I am not a member of the Soil Science Society of America, but I want to pass along the kinds of information it gives that can be of interest and help to all of us in our gardens.
February 1, 2021 – Plant roots modify soil in different ways – depending on the root’s architecture. This Soil Science Society of America’s (SSSA) February 1st Soils Matter Blog explores plant roots and how plants modify soil in substantive ways.
Blogger Jake Mowrer explains, “Plants modify soil. That is a fact. They spend a lot of energy doing it, and they do it to their own advantage. Organisms (which, of course, include plants) are even one of the five soil formation factors, along with climate, relief/topography, parent material, and time.”

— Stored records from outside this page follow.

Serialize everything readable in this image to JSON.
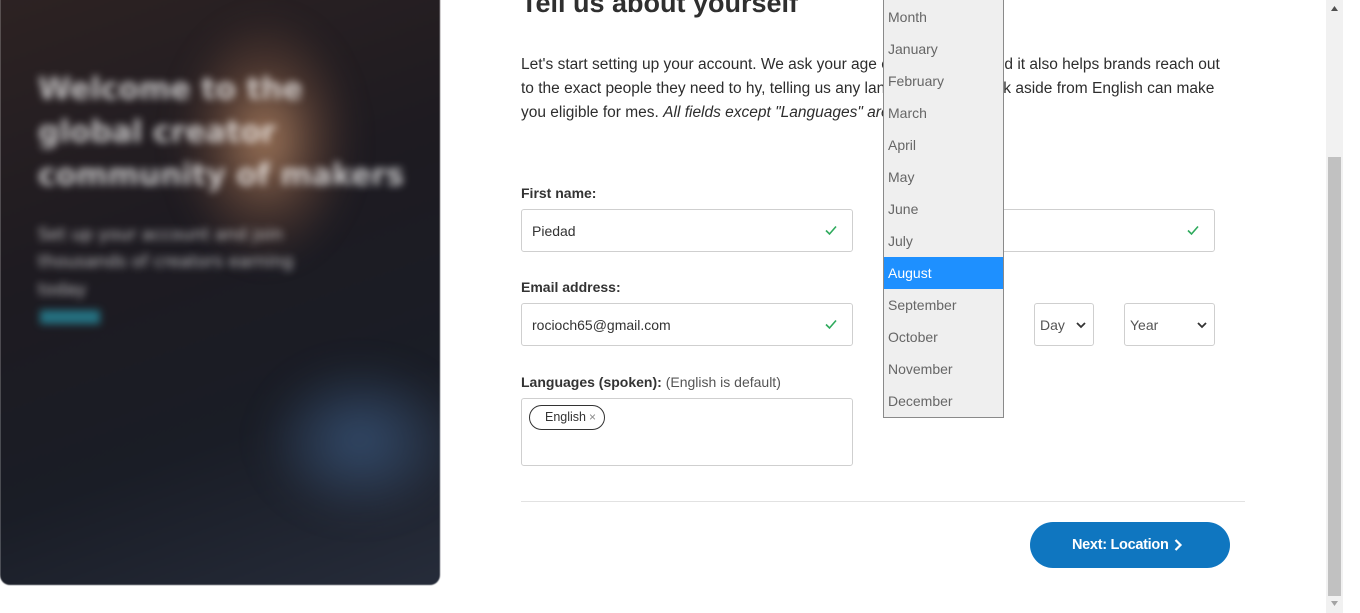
{
  "page": {
    "title": "Tell us about yourself",
    "intro_plain": "Let's start setting up your account. We ask your age ",
    "intro_mid": "et privacy laws and it also helps brands reach out to the exact people they need to h",
    "intro_mid2": "y, telling us any languages you speak aside from English can make you eligible for m",
    "intro_tail": "es. ",
    "intro_italic": "All fields except \"Languages\" are required."
  },
  "form": {
    "first_name_label": "First name:",
    "first_name_value": "Piedad",
    "last_name_value": "",
    "email_label": "Email address:",
    "email_value": "rocioch65@gmail.com",
    "day_select": "Day",
    "year_select": "Year",
    "languages_label": "Languages (spoken):",
    "languages_hint": "(English is default)",
    "language_chips": [
      "English"
    ],
    "chip_remove": "×",
    "next_button": "Next: Location"
  },
  "month_dropdown": {
    "options": [
      "Month",
      "January",
      "February",
      "March",
      "April",
      "May",
      "June",
      "July",
      "August",
      "September",
      "October",
      "November",
      "December"
    ],
    "selected": "August"
  },
  "colors": {
    "accent": "#0f76c0",
    "selected_option": "#1e90ff",
    "valid_check": "#2eaa5c"
  },
  "icons": {
    "valid": "check-icon",
    "next": "chevron-right-icon",
    "select": "chevron-down-icon",
    "remove": "close-icon"
  }
}
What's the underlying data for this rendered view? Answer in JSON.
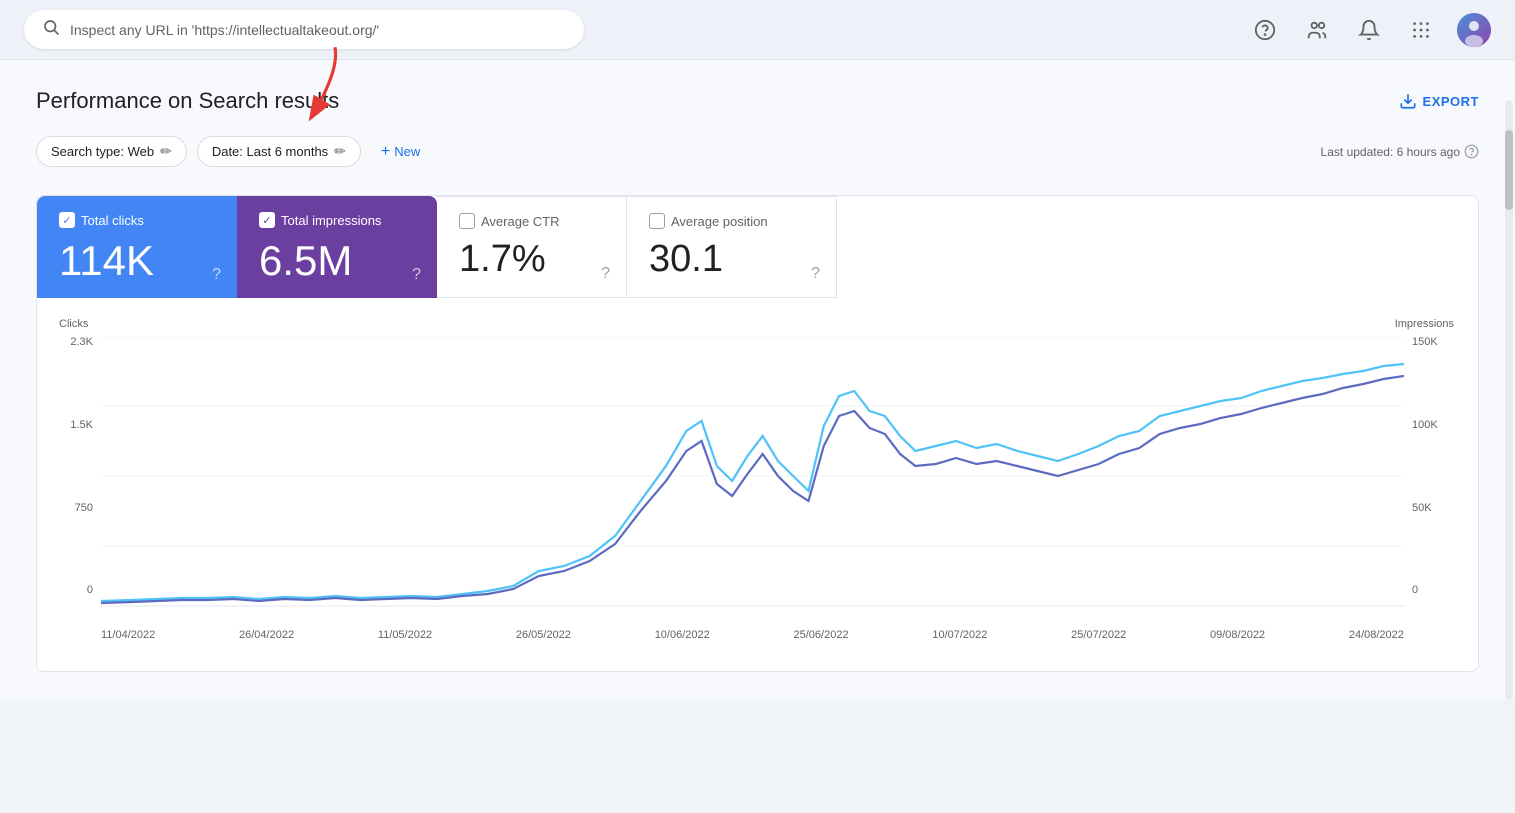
{
  "header": {
    "search_placeholder": "Inspect any URL in 'https://intellectualtakeout.org/'",
    "icons": [
      "help-icon",
      "people-icon",
      "bell-icon",
      "grid-icon",
      "avatar-icon"
    ]
  },
  "page": {
    "title": "Performance on Search results",
    "export_label": "EXPORT"
  },
  "filters": {
    "search_type_label": "Search type: Web",
    "date_label": "Date: Last 6 months",
    "new_label": "New",
    "last_updated": "Last updated: 6 hours ago"
  },
  "metrics": [
    {
      "id": "total-clicks",
      "label": "Total clicks",
      "value": "114K",
      "active": true,
      "color": "blue",
      "checked": true
    },
    {
      "id": "total-impressions",
      "label": "Total impressions",
      "value": "6.5M",
      "active": true,
      "color": "purple",
      "checked": true
    },
    {
      "id": "average-ctr",
      "label": "Average CTR",
      "value": "1.7%",
      "active": false,
      "color": "none",
      "checked": false
    },
    {
      "id": "average-position",
      "label": "Average position",
      "value": "30.1",
      "active": false,
      "color": "none",
      "checked": false
    }
  ],
  "chart": {
    "left_axis_title": "Clicks",
    "right_axis_title": "Impressions",
    "left_axis_values": [
      "2.3K",
      "1.5K",
      "750",
      "0"
    ],
    "right_axis_values": [
      "150K",
      "100K",
      "50K",
      "0"
    ],
    "x_labels": [
      "11/04/2022",
      "26/04/2022",
      "11/05/2022",
      "26/05/2022",
      "10/06/2022",
      "25/06/2022",
      "10/07/2022",
      "25/07/2022",
      "09/08/2022",
      "24/08/2022"
    ]
  }
}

The term “root architecture” can include physical arrangement of roots, number, thickness, length, depth, angles of branching, and distribution of root orders. The primary root is called the seminal root, and roots that branch off the seminal root are called the first order laterals. Roots that branch off from first order laterals are called second order laterals.
The portion of the soil most explored, the depth, and the lateral reach of a plant’s root system all affect how different plants physically modify soil in different ways. To learn more, read the entire blog: https://soilsmatter.
Photo: Nodules formed on the roots of a Fava Bean plant. These structures are necessary to protect the anaerobic activity of nitrogen fixing bacteria, which form a mutualistic symbiosis with the plant. Credit: Jake Mowrer
The Soil Science Society of America (SSSA) is a progressive, international scientific society that fosters the transfer of knowledge and practices to sustain global soils. Based in Madison, WI, SSSA is the professional home for 6,000+ members dedicated to advancing the field of soil science. It provides information about soils in relation to crop production, environmental quality, ecosystem sustainability, bioremediation, waste management, recycling, and wise land use.
Follow SSSA on Facebook at SSSA.soils, and Twitter at SSSA_Soils. SSSA has soils information on www.soils.org/about-soils, for teachers at www.soils4teachers.org, and for students through 12th grade, www.soils4kids.org.